(Data about app and page elements)
......

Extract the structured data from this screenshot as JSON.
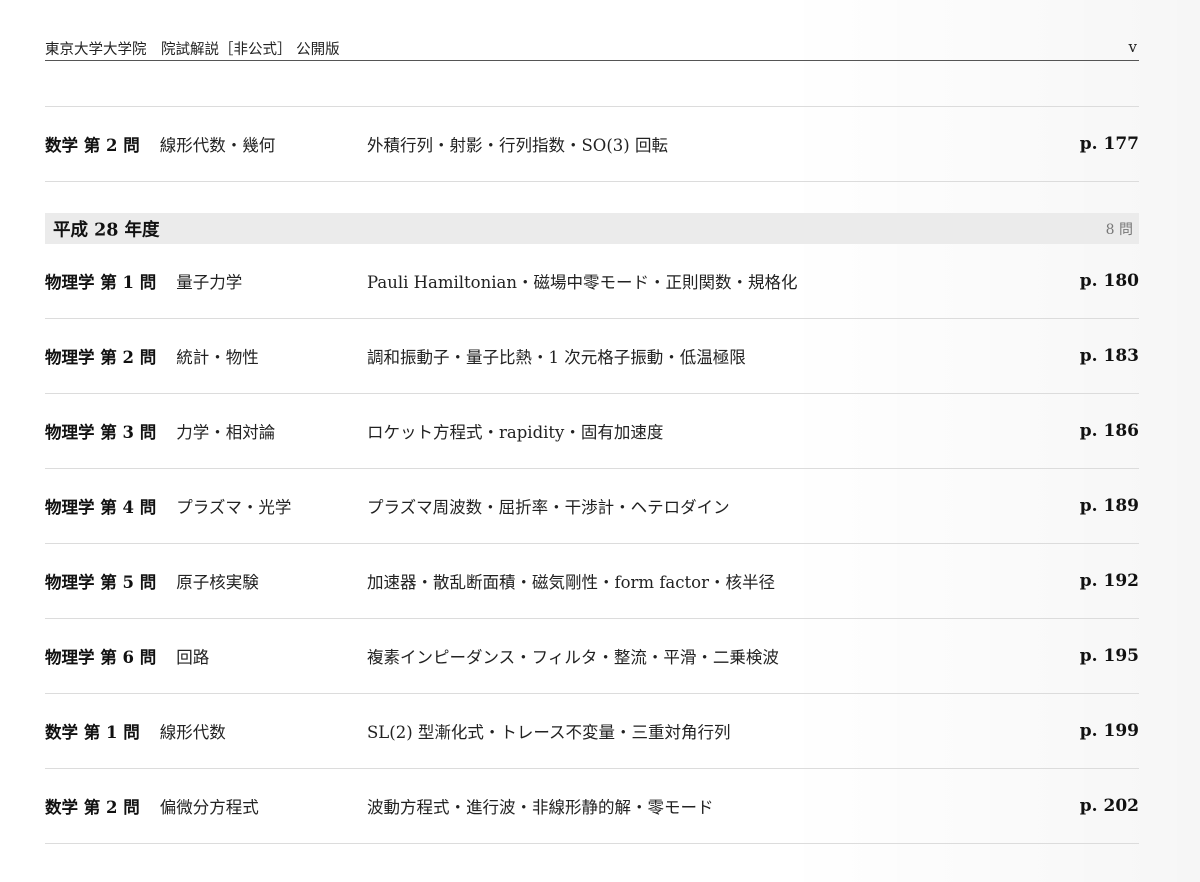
{
  "header": {
    "title": "東京大学大学院　院試解説［非公式］ 公開版",
    "page_number": "v"
  },
  "pre_entries": [
    {
      "label": "数学 第 2 問",
      "field": "線形代数・幾何",
      "topics": "外積行列・射影・行列指数・SO(3) 回転",
      "page": "p. 177"
    }
  ],
  "section": {
    "title": "平成 28 年度",
    "count": "8 問"
  },
  "entries": [
    {
      "label": "物理学 第 1 問",
      "field": "量子力学",
      "topics": "Pauli Hamiltonian・磁場中零モード・正則関数・規格化",
      "page": "p. 180"
    },
    {
      "label": "物理学 第 2 問",
      "field": "統計・物性",
      "topics": "調和振動子・量子比熱・1 次元格子振動・低温極限",
      "page": "p. 183"
    },
    {
      "label": "物理学 第 3 問",
      "field": "力学・相対論",
      "topics": "ロケット方程式・rapidity・固有加速度",
      "page": "p. 186"
    },
    {
      "label": "物理学 第 4 問",
      "field": "プラズマ・光学",
      "topics": "プラズマ周波数・屈折率・干渉計・ヘテロダイン",
      "page": "p. 189"
    },
    {
      "label": "物理学 第 5 問",
      "field": "原子核実験",
      "topics": "加速器・散乱断面積・磁気剛性・form factor・核半径",
      "page": "p. 192"
    },
    {
      "label": "物理学 第 6 問",
      "field": "回路",
      "topics": "複素インピーダンス・フィルタ・整流・平滑・二乗検波",
      "page": "p. 195"
    },
    {
      "label": "数学 第 1 問",
      "field": "線形代数",
      "topics": "SL(2) 型漸化式・トレース不変量・三重対角行列",
      "page": "p. 199"
    },
    {
      "label": "数学 第 2 問",
      "field": "偏微分方程式",
      "topics": "波動方程式・進行波・非線形静的解・零モード",
      "page": "p. 202"
    }
  ]
}
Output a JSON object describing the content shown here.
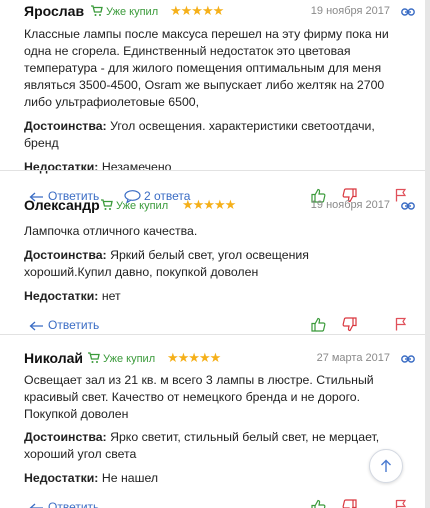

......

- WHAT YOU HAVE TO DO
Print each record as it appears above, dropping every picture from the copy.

- RESPONSE FOR THIS EXERCISE
Extract the structured data from this screenshot as JSON.
{
  "header": {
    "title": "東京大学大学院　院試解説［非公式］ 公開版",
    "page_number": "v"
  },
  "pre_entries": [
    {
      "label": "数学 第 2 問",
      "field": "線形代数・幾何",
      "topics": "外積行列・射影・行列指数・SO(3) 回転",
      "page": "p. 177"
    }
  ],
  "section": {
    "title": "平成 28 年度",
    "count": "8 問"
  },
  "entries": [
    {
      "label": "物理学 第 1 問",
      "field": "量子力学",
      "topics": "Pauli Hamiltonian・磁場中零モード・正則関数・規格化",
      "page": "p. 180"
    },
    {
      "label": "物理学 第 2 問",
      "field": "統計・物性",
      "topics": "調和振動子・量子比熱・1 次元格子振動・低温極限",
      "page": "p. 183"
    },
    {
      "label": "物理学 第 3 問",
      "field": "力学・相対論",
      "topics": "ロケット方程式・rapidity・固有加速度",
      "page": "p. 186"
    },
    {
      "label": "物理学 第 4 問",
      "field": "プラズマ・光学",
      "topics": "プラズマ周波数・屈折率・干渉計・ヘテロダイン",
      "page": "p. 189"
    },
    {
      "label": "物理学 第 5 問",
      "field": "原子核実験",
      "topics": "加速器・散乱断面積・磁気剛性・form factor・核半径",
      "page": "p. 192"
    },
    {
      "label": "物理学 第 6 問",
      "field": "回路",
      "topics": "複素インピーダンス・フィルタ・整流・平滑・二乗検波",
      "page": "p. 195"
    },
    {
      "label": "数学 第 1 問",
      "field": "線形代数",
      "topics": "SL(2) 型漸化式・トレース不変量・三重対角行列",
      "page": "p. 199"
    },
    {
      "label": "数学 第 2 問",
      "field": "偏微分方程式",
      "topics": "波動方程式・進行波・非線形静的解・零モード",
      "page": "p. 202"
    }
  ]
}
Output a JSON object describing the content shown here.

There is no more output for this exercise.